As a landlord, you are no doubt aware of your responsibility to take out adequate landlord insurance coverage to protect your livelihood, your tenants and your rental property. However, do you know how to respond when your tenants ask to see your insurance policy?
UK tenants have a right to see their landlord’s insurance policy. Once requested, the landlord must supply details of the policy within 21 days, including the insured amount, insurer name, and covered risks. The tenant has the right to inspect and copy the policy.
Let’s dive deeper into why your tenants may request to see details of your insurance coverage and how you should react when they do.
At Glowsure, we understand the complexities and responsibilities that come with maintaining a harmonious tenant-landlord relationship. We can support you in finding the best insurance deal on your building insurance and other landlord insurance policies to protect you, your tenants and your rental properties.
For more information or to receive a quote, please contact us.
Why would a tenant want to inspect a landlord’s insurance?
Your insurance policy directly affects your tenant, so naturally, they may have an interest in seeing it. For example, in the event of a disaster, such as a fire or a flood, your insurance policy will dictate how quickly repairs can be made, how long they’ll have to find alternative accommodation and what they can expect in terms of rent reduction or compensation.
Also, by inspecting the policy, tenants can determine if they need to obtain their own home insurance to protect their possessions against damage caused or theft.
What should you do if a tenant asks to see your landlord insurance policy?
If a tenant asks to see your landlord’s insurance policy, you should provide it to them within 21 days of receiving the request. You may be hesitant to do so, but it’s essential to be transparent with your tenants. Not only is it your legal obligation to provide a copy of your policy if requested, but it’s also a good way to establish trust and open lines of communication.
You should also take the opportunity to explain what your insurance covers, i.e. structure of the building and any fixtures, fittings and furnishings that belong to you, and what it doesn’t, i.e. the tenant’s possessions. Remind them that it’s their responsibility to purchase their own home contents insurance to protect their personal belongings.

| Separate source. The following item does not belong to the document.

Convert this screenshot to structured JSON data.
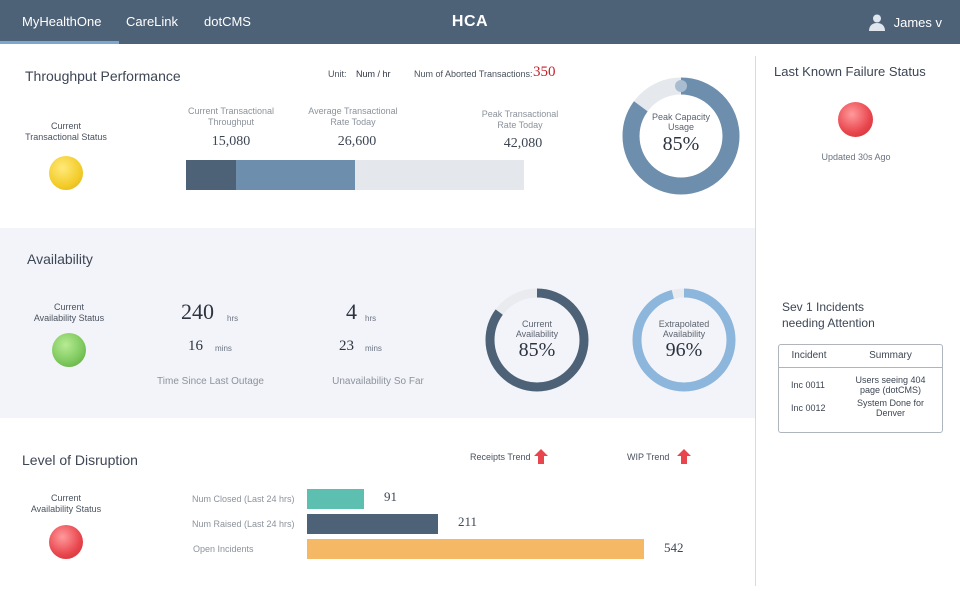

If a landlord refuses to provide their insurance documents to the tenant when requested, it would be considered a breach of their statutory obligations under the Landlord and Tenant Act 1985 and the Consumer Rights Act 2015. In this case, legal proceedings could be brought against the landlord.
Talk to Glowsure about your landlord insurance requirements
At Glowsure Insurance Brokers, we support landlords in finding the right insurance at the right price. You can rely on us for professional guidance on the commercial insurance market and expect friendly and high-quality service from our close-knit team.
Your tenants have the right to ask to see your landlord insurance policy, and it’s your legal obligation to provide it to them, if requested, within 21 days. While it may seem daunting to share this information, it’s essential to be transparent with your tenants to establish trust and open lines of communication.
By doing so, you’ll help create a positive relationship, which can lead to long-term tenancies and a profitable investment property.
Is it a legal requirement to have a tenancy agreement?
A tenancy agreement is not a legal requirement, but having one in place is strongly recommended. It outlines the terms and conditions of the tenancy, clarifies the rights and responsibilities of both parties and helps establish a framework for the landlord-tenant relationship.
The agreement can also include provisions related to insurance requirements, which can further protect the interests of both the landlord and the tenant.
What does landlord buildings insurance cover?
Policies differ, so it’s important to have a thorough understanding of what is and isn’t covered. But generally, buildings insurance for buy-to-let property covers the structure of the property, including the walls, roof, floors, and permanent fixtures, against perils like fire, flood, storm damage, and vandalism. Usually, accidental damage requires a separate policy.
Remember, landlord-tenant situations can be complex. This blog article is merely a guide, and it is essential to seek legal advice to ensure compliance with the law and to understand the specific rights and obligations in your situation.